Who concert • Norris Johnson, after investigating a panic at a 1979 Who concert concluded that the crowd was composed of many small groups of people mostly trying to help each other.
• SEE SOCIAL PROBLEMS (1987) • The Who Concert Stampede: An empirical Assessment….
IRRATIONAL CROWD? • However, it must be noted that if Le Bon often referred to the cliché of the irrational crowd, which was current in the 19 th century and before (in particular in the field of criminology, which tended to describe crowds as irrational and criminal groups), he considered himself the founder of "crowd psychology
Le Bon Aristocrat afraid of `the herd’? • Herd behavior describes how individuals in a group can act together without planned direction. The term pertains human conduct during activities such as stock market bubbles and crashes, street demonstrations, sporting events, episodes of mob violence and even everyday decision making, judgement and opinion forming.
19 th century Le Bon • Le Bon was a pioneer in propaganda, which he considered a suitable and rational technique for managing groups, using for example communal reinforcement of beliefs, etc.
Nazi impact • Le Bon's 1895 The Crowd: A Study of the Popular Mind influenced many 20 th century figures, including Adolf Hitler, whose Mein Kampfinsisted on Le Bon's work.
Symbolic Interactionism: Four Central Ideas 1. Instead of focusing on the individual and his or her personality characteristics (psychology) 2. OR How the social structures cause behaviour, (Functionalism) 3. Focus on social interaction. -dynamic, fluid activities within social settings 4. Collective behaviour involve groups of individual in social settings
Social Settings for Collective Behaviours 1. 2. 3. 4. 5. 6. Rock concerts Student rallys Strikes Protests Mobs and lootings Anywhere in which collectivities gather
Convergence Theory • Convergence theory holds that crowd behavior is not a product of the crowd itself, but is carried into the crowd by particular individuals. • Thus, crowds amount to a convergence of like-minded individuals.
Irrational Crowds? • Ralph Turner and Lewis Killian developed the emergent-norm theory of crowd dynamics.

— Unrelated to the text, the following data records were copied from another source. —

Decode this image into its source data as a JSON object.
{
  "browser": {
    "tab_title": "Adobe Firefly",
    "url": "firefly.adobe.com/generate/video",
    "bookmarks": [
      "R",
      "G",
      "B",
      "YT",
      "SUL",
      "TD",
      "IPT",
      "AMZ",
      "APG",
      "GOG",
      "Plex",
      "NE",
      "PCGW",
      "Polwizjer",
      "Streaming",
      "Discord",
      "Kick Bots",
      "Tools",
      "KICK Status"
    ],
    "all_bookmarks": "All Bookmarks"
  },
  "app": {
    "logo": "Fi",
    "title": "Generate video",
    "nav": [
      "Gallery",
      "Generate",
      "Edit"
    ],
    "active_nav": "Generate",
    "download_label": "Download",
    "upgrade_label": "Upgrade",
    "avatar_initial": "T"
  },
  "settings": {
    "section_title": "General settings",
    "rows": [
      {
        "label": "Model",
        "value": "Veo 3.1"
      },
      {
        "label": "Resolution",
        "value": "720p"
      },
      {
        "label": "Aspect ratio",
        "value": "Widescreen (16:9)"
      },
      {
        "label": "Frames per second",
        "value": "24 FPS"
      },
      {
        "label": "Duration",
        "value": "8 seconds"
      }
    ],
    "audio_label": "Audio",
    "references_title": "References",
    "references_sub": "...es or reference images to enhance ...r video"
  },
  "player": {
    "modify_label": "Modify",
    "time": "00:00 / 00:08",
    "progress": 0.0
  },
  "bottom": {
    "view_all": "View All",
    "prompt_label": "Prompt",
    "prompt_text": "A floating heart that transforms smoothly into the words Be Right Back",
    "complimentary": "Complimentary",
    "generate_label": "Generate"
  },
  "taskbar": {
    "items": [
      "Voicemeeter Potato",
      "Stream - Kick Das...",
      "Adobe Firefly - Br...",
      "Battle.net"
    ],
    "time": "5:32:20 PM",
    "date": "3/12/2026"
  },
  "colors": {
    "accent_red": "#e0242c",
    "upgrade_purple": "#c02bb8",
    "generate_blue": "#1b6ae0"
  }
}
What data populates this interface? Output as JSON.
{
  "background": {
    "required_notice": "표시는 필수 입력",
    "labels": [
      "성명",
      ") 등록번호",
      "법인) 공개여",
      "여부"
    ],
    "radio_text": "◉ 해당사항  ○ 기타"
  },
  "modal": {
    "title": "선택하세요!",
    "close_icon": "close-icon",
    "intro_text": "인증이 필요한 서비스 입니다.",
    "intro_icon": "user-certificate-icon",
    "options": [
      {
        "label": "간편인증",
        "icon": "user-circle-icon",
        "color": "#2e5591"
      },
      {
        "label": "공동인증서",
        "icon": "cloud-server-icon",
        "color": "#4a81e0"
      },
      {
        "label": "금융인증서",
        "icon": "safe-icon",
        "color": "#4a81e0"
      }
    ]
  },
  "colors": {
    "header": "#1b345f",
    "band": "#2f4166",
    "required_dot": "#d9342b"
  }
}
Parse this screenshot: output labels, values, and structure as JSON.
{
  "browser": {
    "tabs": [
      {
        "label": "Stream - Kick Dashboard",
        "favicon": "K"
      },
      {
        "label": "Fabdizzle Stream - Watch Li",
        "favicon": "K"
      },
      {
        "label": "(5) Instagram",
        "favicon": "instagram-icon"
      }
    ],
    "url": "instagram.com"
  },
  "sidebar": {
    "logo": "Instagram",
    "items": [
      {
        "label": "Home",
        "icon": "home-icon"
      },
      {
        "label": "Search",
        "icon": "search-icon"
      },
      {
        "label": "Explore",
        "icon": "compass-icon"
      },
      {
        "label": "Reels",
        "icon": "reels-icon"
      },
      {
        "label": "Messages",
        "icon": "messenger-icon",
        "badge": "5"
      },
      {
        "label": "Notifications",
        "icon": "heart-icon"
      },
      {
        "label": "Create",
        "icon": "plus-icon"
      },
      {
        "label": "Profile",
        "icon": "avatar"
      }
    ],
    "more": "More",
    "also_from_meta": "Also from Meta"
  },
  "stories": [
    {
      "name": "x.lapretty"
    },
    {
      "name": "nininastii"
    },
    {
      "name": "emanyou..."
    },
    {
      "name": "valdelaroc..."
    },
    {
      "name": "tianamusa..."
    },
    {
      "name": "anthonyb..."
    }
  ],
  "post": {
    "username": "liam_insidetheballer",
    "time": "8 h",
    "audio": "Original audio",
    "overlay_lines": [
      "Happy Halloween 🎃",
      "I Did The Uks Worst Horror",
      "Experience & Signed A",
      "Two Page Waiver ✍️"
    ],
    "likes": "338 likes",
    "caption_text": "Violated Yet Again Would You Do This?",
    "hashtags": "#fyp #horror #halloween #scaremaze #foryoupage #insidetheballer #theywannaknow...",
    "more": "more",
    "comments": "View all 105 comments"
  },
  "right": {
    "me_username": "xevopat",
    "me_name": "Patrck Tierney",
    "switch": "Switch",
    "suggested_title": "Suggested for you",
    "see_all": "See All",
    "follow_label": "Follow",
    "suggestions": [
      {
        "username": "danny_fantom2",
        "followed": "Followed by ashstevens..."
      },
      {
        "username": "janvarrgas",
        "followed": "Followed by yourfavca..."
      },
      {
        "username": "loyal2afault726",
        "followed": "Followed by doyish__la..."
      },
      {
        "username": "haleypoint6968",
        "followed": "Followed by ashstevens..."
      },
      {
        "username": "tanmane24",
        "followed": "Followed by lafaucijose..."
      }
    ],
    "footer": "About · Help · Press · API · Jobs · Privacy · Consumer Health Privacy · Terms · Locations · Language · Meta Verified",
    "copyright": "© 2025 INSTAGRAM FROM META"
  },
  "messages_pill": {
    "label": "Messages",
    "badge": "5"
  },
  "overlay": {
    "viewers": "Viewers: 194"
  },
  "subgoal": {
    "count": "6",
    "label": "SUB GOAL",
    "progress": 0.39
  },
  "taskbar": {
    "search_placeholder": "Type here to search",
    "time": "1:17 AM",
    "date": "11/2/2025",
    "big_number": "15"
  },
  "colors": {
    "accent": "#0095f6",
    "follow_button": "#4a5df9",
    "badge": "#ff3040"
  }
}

These researchers concede that social behavior is never entirely predictable, but neither are crowds irrational. If similar interests may draw people together, distinctive patterns of behavior may emerge in the crowd itself.
Crowds as Emergent • Crowds begin as collectivities, acting, and protest crowds – norms may be vague and changing as when, say, one person at a rock concert holds up a lit cigarette lighter to signal praise for the performers, followed by others. In short, people in crowds make their own rules as they go along.
Emergent Norm Theory • Decision-making, then, plays a major role in crowd behavior, although casual observers of a crowd may not realize it. • Emergent-norm theory points out that people in a crowd take on different roles. • Some step forward as leaders; others le become lieutenants, rank-and-file followers, inactive bystanders or even opponents.
Criticisms and Evidence • Berk has used game theory to suggest that even during a panic in a burning theator actors may conduct themselves rationally. • This is a striking suggestion, given that panics have been described as the purest form of collective behaviour.
Berk • Berk contends that if the members of the audience decide that it is more rational to run to the exits than to walk, the result may look like an animal-like stampede without in actuality being irrational.
Clark Mc. Phail • Clark Mc. Phail, mentioned above, has examined many actual human gatherings. In , he concludes that such assemblies can be seen as lying along a number of dimensions, and that traditional stereotypes of emotionality and unanimity often do not describe what happens
Summary • The study of CBs and SMs began with Le. Bonn • Moved to Chicago School • Now sophisticated theories-convergence, emergent norms. . • Key issue: to what extent does the social environment influence the individual. .